[Web page and app entries]
============================================================
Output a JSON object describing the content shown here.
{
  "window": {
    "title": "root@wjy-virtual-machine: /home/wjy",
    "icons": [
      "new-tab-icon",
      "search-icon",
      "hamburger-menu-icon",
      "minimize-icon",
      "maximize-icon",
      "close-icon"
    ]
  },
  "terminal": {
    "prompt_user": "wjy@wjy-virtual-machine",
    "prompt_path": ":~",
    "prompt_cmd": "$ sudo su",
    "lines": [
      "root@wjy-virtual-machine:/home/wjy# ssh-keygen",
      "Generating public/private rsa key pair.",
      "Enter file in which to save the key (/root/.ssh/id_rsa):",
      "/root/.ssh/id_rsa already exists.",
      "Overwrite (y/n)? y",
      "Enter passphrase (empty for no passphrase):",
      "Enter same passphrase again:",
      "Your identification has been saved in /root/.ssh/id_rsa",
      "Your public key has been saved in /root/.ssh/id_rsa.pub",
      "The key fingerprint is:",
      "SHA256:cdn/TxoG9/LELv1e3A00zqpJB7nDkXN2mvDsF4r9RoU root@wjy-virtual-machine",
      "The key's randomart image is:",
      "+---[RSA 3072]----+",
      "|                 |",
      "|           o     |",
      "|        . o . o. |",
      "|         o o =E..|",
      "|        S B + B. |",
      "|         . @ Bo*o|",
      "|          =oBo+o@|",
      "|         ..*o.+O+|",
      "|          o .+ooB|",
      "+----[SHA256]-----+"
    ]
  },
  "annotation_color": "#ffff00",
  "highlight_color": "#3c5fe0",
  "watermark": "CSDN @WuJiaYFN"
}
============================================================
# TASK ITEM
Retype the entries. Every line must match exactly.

# EXERCISE RESULT
Output a JSON object describing the content shown here.
{
  "window": {
    "title": "root@wjy-virtual-machine: /home/wjy",
    "icons": [
      "new-tab-icon",
      "search-icon",
      "hamburger-menu-icon",
      "minimize-icon",
      "maximize-icon",
      "close-icon"
    ]
  },
  "terminal": {
    "prompt_user": "wjy@wjy-virtual-machine",
    "prompt_path": ":~",
    "prompt_cmd": "$ sudo su",
    "lines": [
      "root@wjy-virtual-machine:/home/wjy# ssh-keygen",
      "Generating public/private rsa key pair.",
      "Enter file in which to save the key (/root/.ssh/id_rsa):",
      "/root/.ssh/id_rsa already exists.",
      "Overwrite (y/n)? y",
      "Enter passphrase (empty for no passphrase):",
      "Enter same passphrase again:",
      "Your identification has been saved in /root/.ssh/id_rsa",
      "Your public key has been saved in /root/.ssh/id_rsa.pub",
      "The key fingerprint is:",
      "SHA256:cdn/TxoG9/LELv1e3A00zqpJB7nDkXN2mvDsF4r9RoU root@wjy-virtual-machine",
      "The key's randomart image is:",
      "+---[RSA 3072]----+",
      "|                 |",
      "|           o     |",
      "|        . o . o. |",
      "|         o o =E..|",
      "|        S B + B. |",
      "|         . @ Bo*o|",
      "|          =oBo+o@|",
      "|         ..*o.+O+|",
      "|          o .+ooB|",
      "+----[SHA256]-----+"
    ]
  },
  "annotation_color": "#ffff00",
  "highlight_color": "#3c5fe0",
  "watermark": "CSDN @WuJiaYFN"
}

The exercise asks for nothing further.